2) Does non-profit mean it's all volunteers? Doesn't that mean we can't sell paid accounts? No and no.
As it happens, I work at a non-profit (a 501(c)3 for those who care). Hospitals in the US are (usually) non-profits. Credit Unions can be considered non-profits. Museums are non-profits. The Girl Scouts of America is a non-profit. Universities are non-profits. Lots of things are non-profits, some of which are even large institutions with multi-million dollar budgets and thousands of employees. (I'm not suggesting we become one. I just want to remind everyone of the breadth of scope that "non-profit" can encompass.) Non-profits can sell admission, products (including cookies :) and services in competition with for-profits.
All that "non-profit" means is that it is no external owner
-- no sole-proprietor, no stock holders -- no one to whom any profits made are disbursed.
Which, by the way, means non-profits can
make a profit (heaven knows, we try), it's just that that money stays in the non-profit and isn't paid out as profit to any owners.
3) Does cooperative mean everyone has to volunteer to use it? No.
Cooperative businesses typically sell to anyone -- but give a discount to volunteers/donors or pay back a dividend (share of the profit) annually. Anyone can shop at Harvest; but if you join you get a discount when you do. Anyone can shop at the Harvard Coop; members get some percentage of their purchases back annually.
4) Neither of these models says anything whatsoever about what price structure we do or don't have, how we do or don't use volunteer or professional labor. All they do is protect this journaling system from being run to the benefit of someone other than its users -- us -- and against profitability being its sole guiding priciple.
|Wednesday, March 19th, 2008|
Going somewhere Else.
With all the latest crap going down, has anyone mirrored this site over in WordPress or Blogger? I really think it could be wise to actually move platforms and then discuss it elsewhere.
|Tuesday, March 18th, 2008|
ElseJournal has a home...
Ok... I can set up a hosting account for elsejournal with unlimited bandwidth and diskspace over at Heart Internet.
Umm... if some webmaven would care to tell what they need to make it work that is!
It comes with a whole raft of options, freebie software and stuff, and I'm not very savvy when it comes to this! I'm guessing, domain set-up and FTP account with MySQL at a minimum... but what else? I'm a wage-slave now, so I don't have a lot of time to help in the nuts & bolts, but I can donate the resources if someone else does the building.
Also... will there be ads or no ads? or ads limited to non-journal pages? And is it open, or invite only?
Other code - Ning?
Speaking strictly as a user, the only bloggish software I've used and liked as much as the LJ code has been Ning, as used at http://www.hauntuniverse.com
It promotes a strong sense of community, and though there aren't many options for tweaking layouts, it's sorta a softer version of Facebook with more across-the-board sharing of the type I sometimes wish was here on LJ.
Just a thought. :)
|Monday, March 17th, 2008|
How committed are people to the LJ codebase?
I have been working on a Django-based replacement for LJ, something that is still heavily community-based the way LJ is, but with some improvements for some of the specific ways people have creatively used LJ. I went with Django for scalability reasons, and there are some design things specifically aimed at hosting an LJ-sized community.
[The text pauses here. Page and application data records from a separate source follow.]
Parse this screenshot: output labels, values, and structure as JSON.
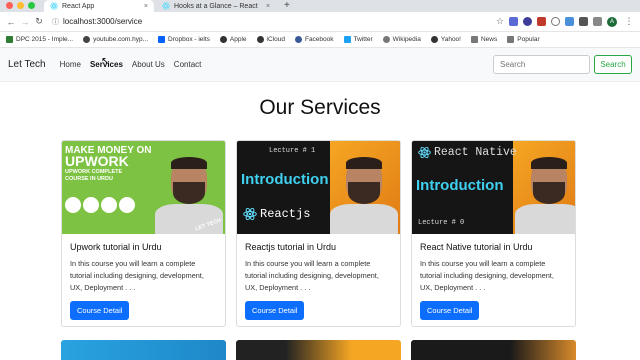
{
  "browser": {
    "tabs": [
      {
        "title": "React App",
        "active": true
      },
      {
        "title": "Hooks at a Glance – React",
        "active": false
      }
    ],
    "url": "localhost:3000/service",
    "bookmarks": [
      "DPC 2015 - Imple...",
      "youtube.com.hyp...",
      "Dropbox - ielts",
      "Apple",
      "iCloud",
      "Facebook",
      "Twitter",
      "Wikipedia",
      "Yahoo!",
      "News",
      "Popular"
    ],
    "avatar_letter": "A"
  },
  "navbar": {
    "brand": "Let Tech",
    "links": [
      "Home",
      "Services",
      "About Us",
      "Contact"
    ],
    "active_link": "Services",
    "search_placeholder": "Search",
    "search_button": "Search"
  },
  "page": {
    "title": "Our Services",
    "cards": [
      {
        "title": "Upwork tutorial in Urdu",
        "text": "In this course you will learn a complete tutorial including designing, development, UX, Deployment . . .",
        "button": "Course Detail",
        "thumb": {
          "line1": "MAKE MONEY ON",
          "line2": "UPWORK",
          "line3": "UPWORK COMPLETE COURSE IN URDU",
          "tag": "LET TECH"
        }
      },
      {
        "title": "Reactjs tutorial in Urdu",
        "text": "In this course you will learn a complete tutorial including designing, development, UX, Deployment . . .",
        "button": "Course Detail",
        "thumb": {
          "lecture": "Lecture # 1",
          "heading": "Introduction",
          "tech": "Reactjs"
        }
      },
      {
        "title": "React Native tutorial in Urdu",
        "text": "In this course you will learn a complete tutorial including designing, development, UX, Deployment . . .",
        "button": "Course Detail",
        "thumb": {
          "tech": "React Native",
          "heading": "Introduction",
          "lecture": "Lecture # 0"
        }
      }
    ]
  },
  "colors": {
    "primary": "#0d6efd",
    "success": "#28a745",
    "upwork_green": "#7dc242",
    "react_cyan": "#3fd0f0"
  }
}
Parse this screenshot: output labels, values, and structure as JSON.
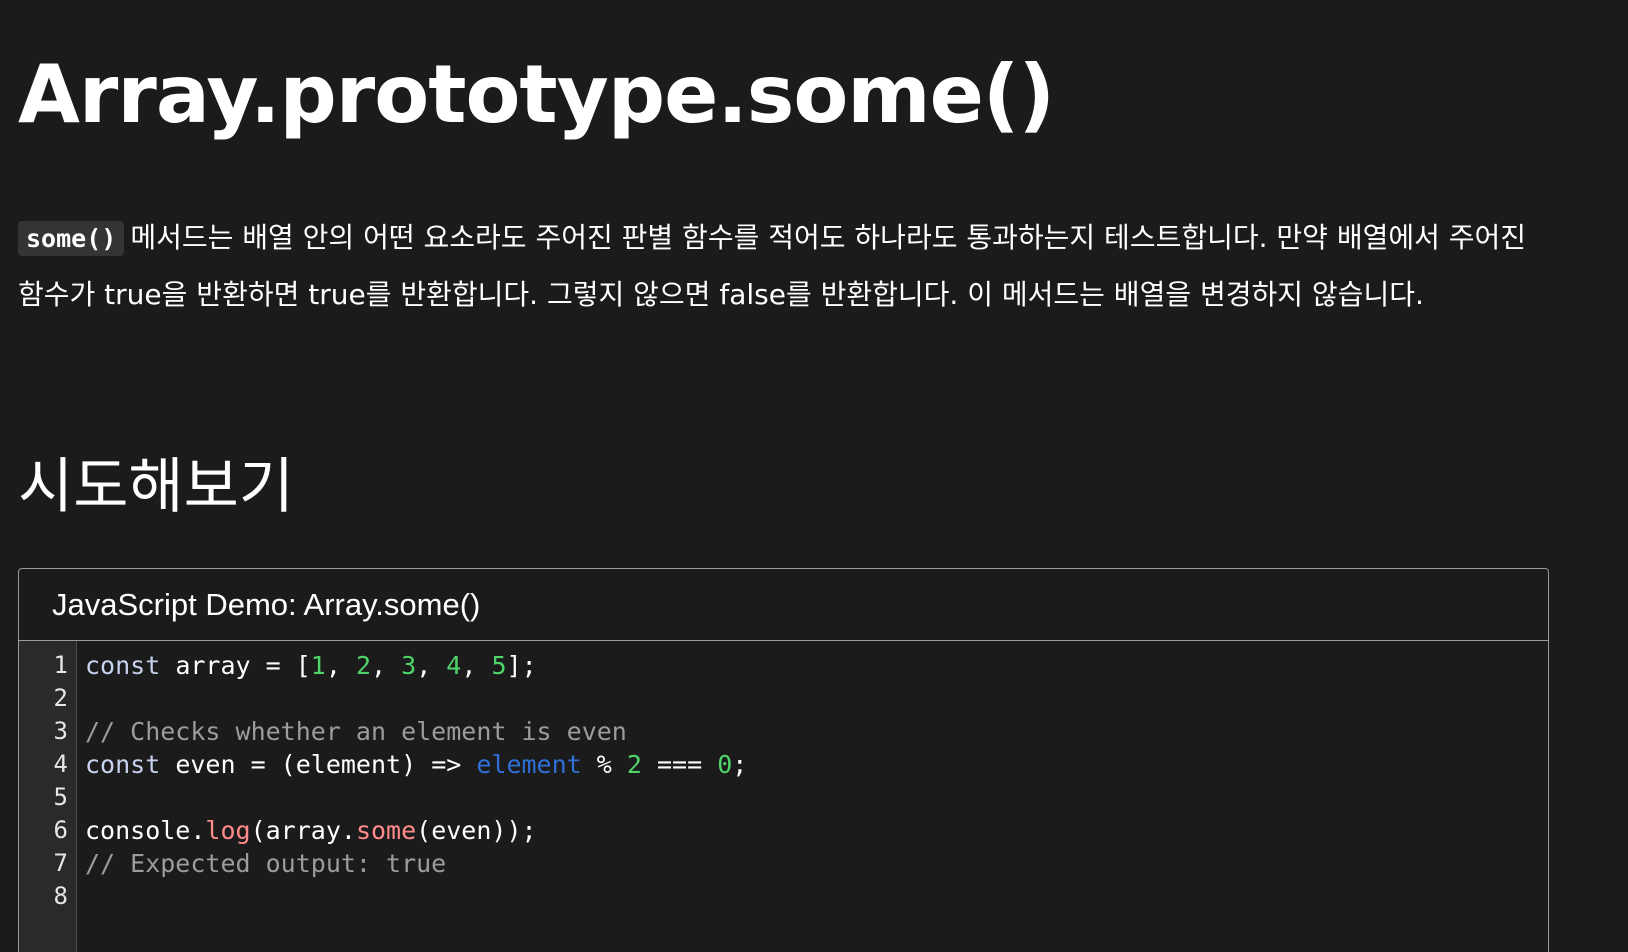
{
  "page": {
    "title": "Array.prototype.some()",
    "intro": {
      "code": "some()",
      "text": "메서드는 배열 안의 어떤 요소라도 주어진 판별 함수를 적어도 하나라도 통과하는지 테스트합니다. 만약 배열에서 주어진 함수가 true을 반환하면 true를 반환합니다. 그렇지 않으면 false를 반환합니다. 이 메서드는 배열을 변경하지 않습니다."
    },
    "section_title": "시도해보기"
  },
  "demo": {
    "title": "JavaScript Demo: Array.some()",
    "line_numbers": [
      "1",
      "2",
      "3",
      "4",
      "5",
      "6",
      "7",
      "8"
    ],
    "lines": {
      "l1": {
        "kw": "const",
        "name": " array = [",
        "n1": "1",
        "s1": ", ",
        "n2": "2",
        "s2": ", ",
        "n3": "3",
        "s3": ", ",
        "n4": "4",
        "s4": ", ",
        "n5": "5",
        "end": "];"
      },
      "l3": {
        "comment": "// Checks whether an element is even"
      },
      "l4": {
        "kw": "const",
        "mid": " even = (element) => ",
        "var": "element",
        "op": " % ",
        "n1": "2",
        "op2": " === ",
        "n2": "0",
        "end": ";"
      },
      "l6": {
        "obj": "console.",
        "fn1": "log",
        "mid": "(array.",
        "fn2": "some",
        "end": "(even));"
      },
      "l7": {
        "comment": "// Expected output: true"
      }
    }
  }
}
The effort's been sort of stalled for a while for a variety of reasons, but I still think it makes sense and I could certainly make some time for it.( Here's a collection of notes:Collapse )
Opinions? I do not
need coders right this second, though of course I will at some point. And this only addresses the codebase and the technical issues of hosting and scalability, and not things like (for example), "Should the main site, or some member sites, be hosted outside of the U.S. for legal reasons?" or "What, if anything, is the pricing structure?" or many, many other administrative questions that still need to be answered. Current Mood: thoughtful
The name and marketability.
I think that an "I've gone somewhere Else" promotional campaign would be hot like chili-spiced lava. Just saying. Current Mood: creative